§ YOUR TASK
Check each line of the listing for the word "icon" and give only the number of lines that have it.

§ RECORDS TO USE
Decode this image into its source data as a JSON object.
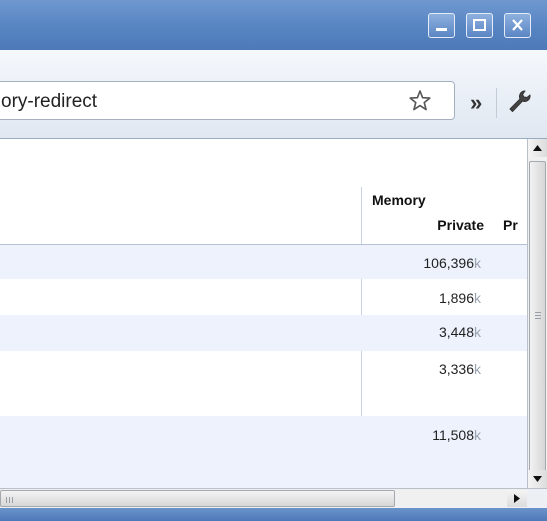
{
  "window": {
    "controls": {
      "minimize": "minimize-icon",
      "maximize": "maximize-icon",
      "close": "close-icon"
    }
  },
  "toolbar": {
    "url_text": "ory-redirect",
    "bookmark_icon": "star-icon",
    "more_label": "»",
    "menu_icon": "wrench-icon"
  },
  "table": {
    "header_group": "Memory",
    "columns": [
      "Private",
      "Pr"
    ],
    "unit": "k",
    "rows": [
      {
        "private": "106,396"
      },
      {
        "private": "1,896"
      },
      {
        "private": "3,448"
      },
      {
        "private": "3,336"
      },
      {
        "private": "11,508"
      }
    ]
  },
  "colors": {
    "title_bar": "#5784c2",
    "row_alt": "#edf2fd",
    "unit_text": "#9aa3b0"
  }
}
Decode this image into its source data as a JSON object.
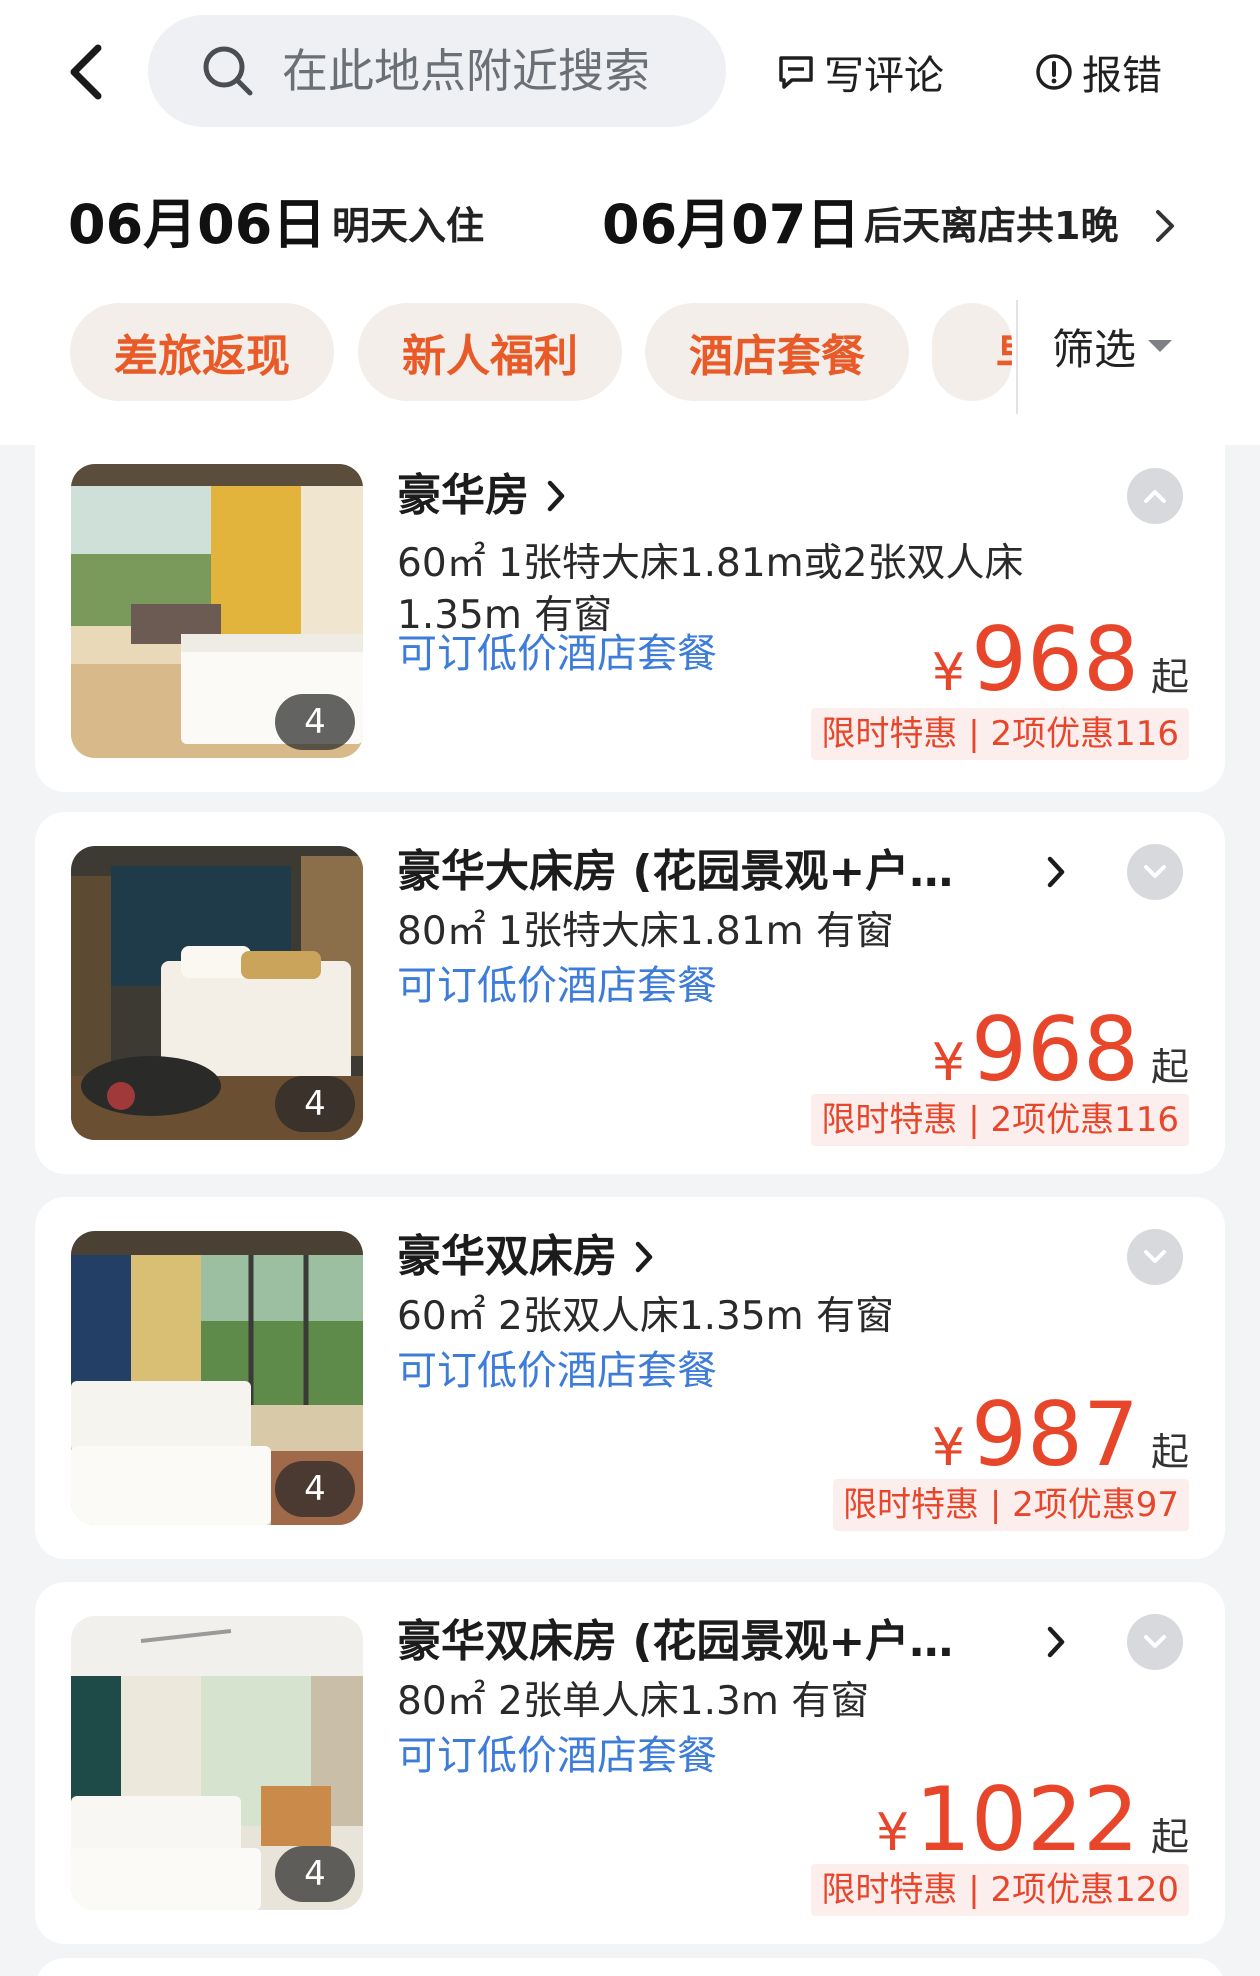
{
  "header": {
    "search_placeholder": "在此地点附近搜索",
    "write_review": "写评论",
    "report_error": "报错"
  },
  "dates": {
    "checkin_date": "06月06日",
    "checkin_label": "明天入住",
    "checkout_date": "06月07日",
    "checkout_label": "后天离店共1晚"
  },
  "filters": {
    "chips": [
      "差旅返现",
      "新人福利",
      "酒店套餐",
      "早"
    ],
    "filter_label": "筛选"
  },
  "colors": {
    "accent_red": "#e8462a",
    "chip_text": "#e85b28",
    "link_blue": "#3d7cd9"
  },
  "rooms": [
    {
      "name": "豪华房",
      "spec": "60㎡ 1张特大床1.81m或2张双人床1.35m 有窗",
      "package": "可订低价酒店套餐",
      "currency": "¥",
      "price": "968",
      "price_suffix": "起",
      "discount": "限时特惠 | 2项优惠116",
      "photo_count": "4",
      "expanded": true
    },
    {
      "name": "豪华大床房 (花园景观+户…",
      "spec": "80㎡ 1张特大床1.81m 有窗",
      "package": "可订低价酒店套餐",
      "currency": "¥",
      "price": "968",
      "price_suffix": "起",
      "discount": "限时特惠 | 2项优惠116",
      "photo_count": "4",
      "expanded": false
    },
    {
      "name": "豪华双床房",
      "spec": "60㎡ 2张双人床1.35m 有窗",
      "package": "可订低价酒店套餐",
      "currency": "¥",
      "price": "987",
      "price_suffix": "起",
      "discount": "限时特惠 | 2项优惠97",
      "photo_count": "4",
      "expanded": false
    },
    {
      "name": "豪华双床房 (花园景观+户…",
      "spec": "80㎡ 2张单人床1.3m 有窗",
      "package": "可订低价酒店套餐",
      "currency": "¥",
      "price": "1022",
      "price_suffix": "起",
      "discount": "限时特惠 | 2项优惠120",
      "photo_count": "4",
      "expanded": false
    }
  ]
}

§ ANSWER FOR THE TASK
5